Kinnara (male), Kinnari (female), Apsara, and Devata guarding Kalpataru, the divine tree of life. 8th century Pawon temple, Java, Indonesia.

The images of coupled Kinnara and Kinnari can be found in Borobudur, Mendut, Pawon, Sewu, Sari, and Prambanan temples. Usually, they are depicted as birds with human heads, or humans with lower limbs of birds. The pair of Kinnara and Kinnari usually is depicted guarding Kalpataru, the tree of life, and sometimes guarding a jar of treasure. A pair of Kinnara-Kinnari bas-reliefs of Sari temple is unique, depicting Kinnara as celestial humans with birds' wings attached to their backs, very similar to popular image of angels.

There are bas-relief in Borobudur depicting the story of the famous kinnari, Manohara.


Sculpture of a kinnari which was decorated in the royal crematorium of Princess Galyani Vadhana at Sanam Luang, Bangkok, Thailand (2008).
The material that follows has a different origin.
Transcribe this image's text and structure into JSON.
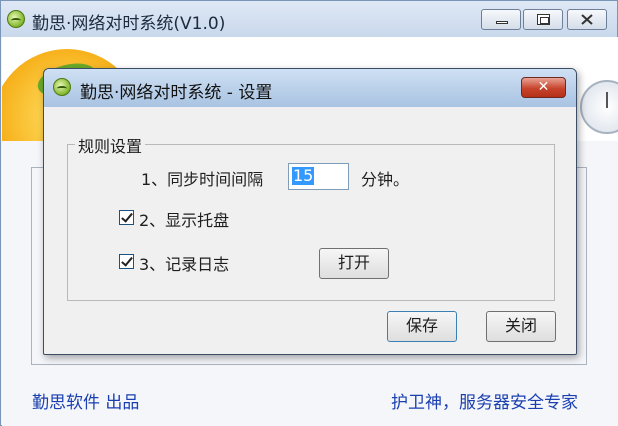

The Kinnari, (usually spelt 'Kinnaree' as noted below) (Thai: กินรี) in Thai literature originates from India, but was modified to fit in with the Thai way of thinking. The Thai Kinnari is depicted as a young woman wearing an angel-like costume. The lower part of the body is similar to a bird, and should enable her to fly between the human and the mystical worlds.

The most famous Kinnari in Thailand is the figure known as Manora (derived from Manohara), a heroine in one of the stories collected in "Pannas Jataka" a Pali tome written by a Chiangmai Buddhist monk and sage around AD 1450-1470. This is supposed to be a collection of 50 stories of the past lives of the Buddha, known to Buddhists as the Jataka. The specific tale about Manora the Kinnaree was called Sudhana Jataka, after Prince Sudhana, the bodhisattva who was also the hero of the story and the husband of Manora.

It has been speculated that the stories of Manora/Manohara told in Southeast Asia might related to the stories of the Cowherd and the Celestial Weaver Girl, popular in China, Japan and Korea.

The story inspired a dance called Manorah Buchayan, which is one of the most esoteric among the high classical dances of Thailand, as well as the "Norah" dance of southern Thailand.

The male counterpart of the female Kinnari is a Kinnon (Thai: กินนร).


In Tibet the Kinnara is known as the 'shang-shang' (Tibetan: ཤང་ཤངWylie: shang shang) (Sanskrit: civacivaka). This chimera is depicted either with just the head or including the whole torso of a human including the arms with the lower body as that of a winged bird. In Nyingma Mantrayana traditions of Mahayoga Buddhadharma, the shang-shang symbolizes 'enlightened activity' (Wylie: phrin las). The shang-shang is a celestial musician and is often iconographically depicted with cymbals. A homonymic play on words is evident which is a marker of oral lore: the 'shang' (Tibetan: གཆངWylie: gchang) is a cymbal or gong like ritual instrument in the indigenous traditions of the Himalaya. The shang-shang is sometimes depicted as the king of the Garuda.

See also[edit]


  1. ^ Ghosh, Subodh (2005). Love stories from the Mahabharata, transl. Pradip Bhattacharya. New Delhi: Indialog.  p. 71
  2. ^
  3. ^
  4. ^ Headley, Robert K. (1997). Modern Cambodian-English Dictionary, Dunwoody Press